The answer must be a single number: the count of lines below that contain the string "label".

[Records from a dataset]
==================================================

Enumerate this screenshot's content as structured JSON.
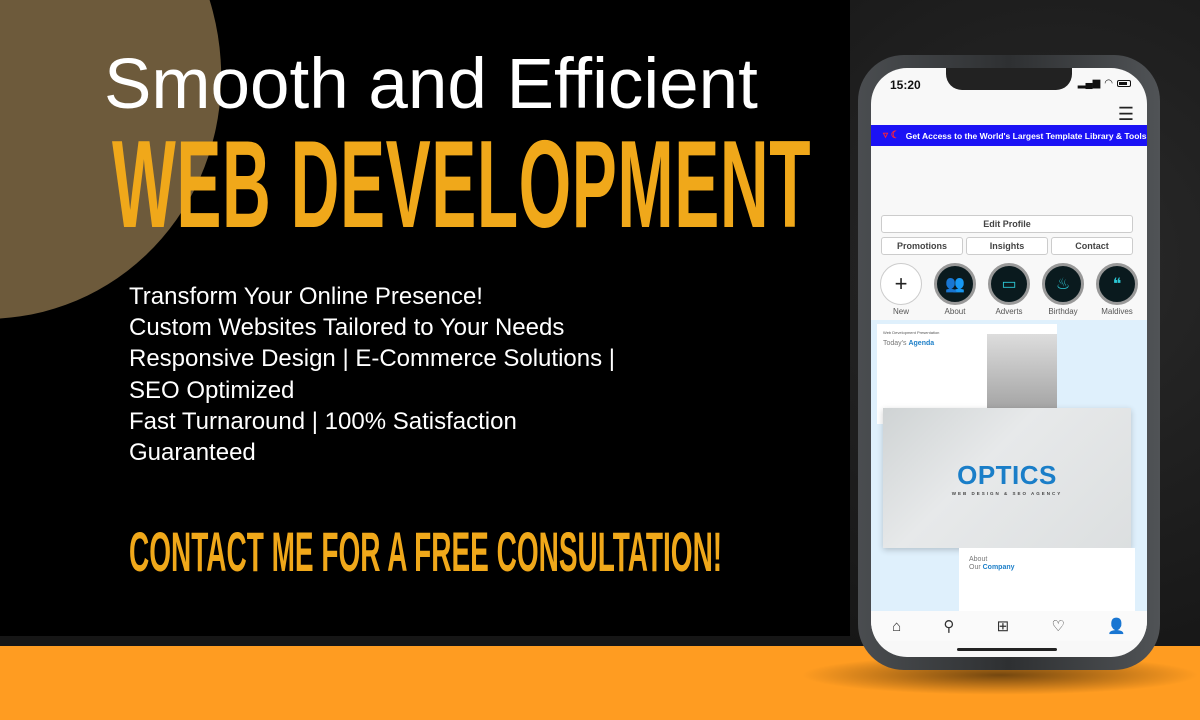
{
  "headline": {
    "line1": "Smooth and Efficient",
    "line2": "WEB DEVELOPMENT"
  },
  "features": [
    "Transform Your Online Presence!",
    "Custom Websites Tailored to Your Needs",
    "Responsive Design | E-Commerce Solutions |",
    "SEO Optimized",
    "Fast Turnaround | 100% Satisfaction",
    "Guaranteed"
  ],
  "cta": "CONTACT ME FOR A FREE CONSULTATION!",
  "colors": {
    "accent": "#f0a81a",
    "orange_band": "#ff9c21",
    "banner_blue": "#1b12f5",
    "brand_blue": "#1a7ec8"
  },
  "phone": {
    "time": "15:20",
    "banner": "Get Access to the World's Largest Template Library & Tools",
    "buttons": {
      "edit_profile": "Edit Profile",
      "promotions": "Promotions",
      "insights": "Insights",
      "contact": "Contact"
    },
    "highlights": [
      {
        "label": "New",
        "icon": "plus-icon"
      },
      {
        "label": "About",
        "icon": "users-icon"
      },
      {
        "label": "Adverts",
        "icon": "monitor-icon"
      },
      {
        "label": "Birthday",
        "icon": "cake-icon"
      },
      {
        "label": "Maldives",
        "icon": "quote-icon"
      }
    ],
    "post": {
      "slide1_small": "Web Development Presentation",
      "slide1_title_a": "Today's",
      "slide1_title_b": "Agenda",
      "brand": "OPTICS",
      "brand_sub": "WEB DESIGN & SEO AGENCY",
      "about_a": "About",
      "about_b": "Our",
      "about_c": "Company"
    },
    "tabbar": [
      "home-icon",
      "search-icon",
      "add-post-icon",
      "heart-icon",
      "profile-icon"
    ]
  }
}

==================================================

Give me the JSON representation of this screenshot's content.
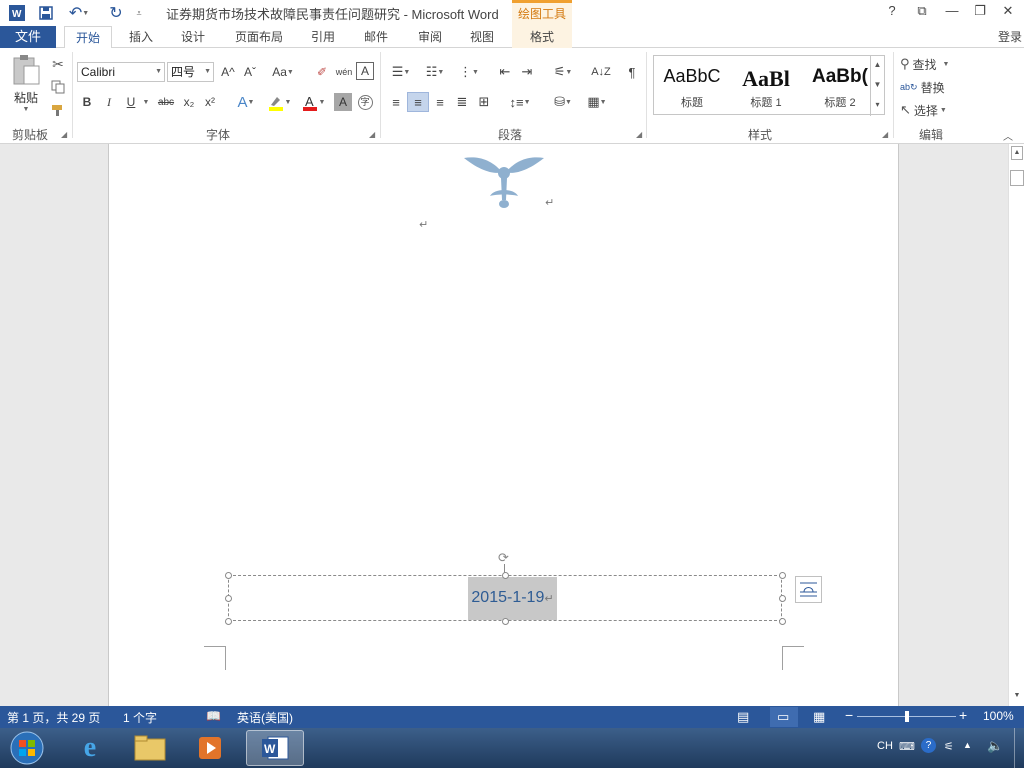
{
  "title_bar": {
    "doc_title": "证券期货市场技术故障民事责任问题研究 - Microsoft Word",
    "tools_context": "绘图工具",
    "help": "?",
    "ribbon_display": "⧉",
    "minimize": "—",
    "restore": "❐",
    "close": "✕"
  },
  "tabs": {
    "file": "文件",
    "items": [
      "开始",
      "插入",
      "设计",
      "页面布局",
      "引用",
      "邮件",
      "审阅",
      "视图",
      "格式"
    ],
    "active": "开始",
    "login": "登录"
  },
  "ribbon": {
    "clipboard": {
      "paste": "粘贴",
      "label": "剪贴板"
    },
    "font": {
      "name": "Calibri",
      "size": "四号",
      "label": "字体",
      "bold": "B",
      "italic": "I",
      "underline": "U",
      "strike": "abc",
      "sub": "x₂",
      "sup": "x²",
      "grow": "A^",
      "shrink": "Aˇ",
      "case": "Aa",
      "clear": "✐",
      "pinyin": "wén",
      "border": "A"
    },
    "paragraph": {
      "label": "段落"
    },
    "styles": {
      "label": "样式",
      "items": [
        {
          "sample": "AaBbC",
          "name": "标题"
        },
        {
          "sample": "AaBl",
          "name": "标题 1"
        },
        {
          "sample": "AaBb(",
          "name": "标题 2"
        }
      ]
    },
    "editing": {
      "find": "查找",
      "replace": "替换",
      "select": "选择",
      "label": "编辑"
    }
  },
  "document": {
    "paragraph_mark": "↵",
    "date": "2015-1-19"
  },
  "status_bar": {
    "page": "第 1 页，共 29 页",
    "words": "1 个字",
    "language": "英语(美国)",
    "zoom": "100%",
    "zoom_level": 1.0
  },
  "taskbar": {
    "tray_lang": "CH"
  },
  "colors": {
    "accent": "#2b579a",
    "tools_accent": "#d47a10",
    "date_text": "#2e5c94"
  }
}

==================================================

EXERCISE RESPONSE: 10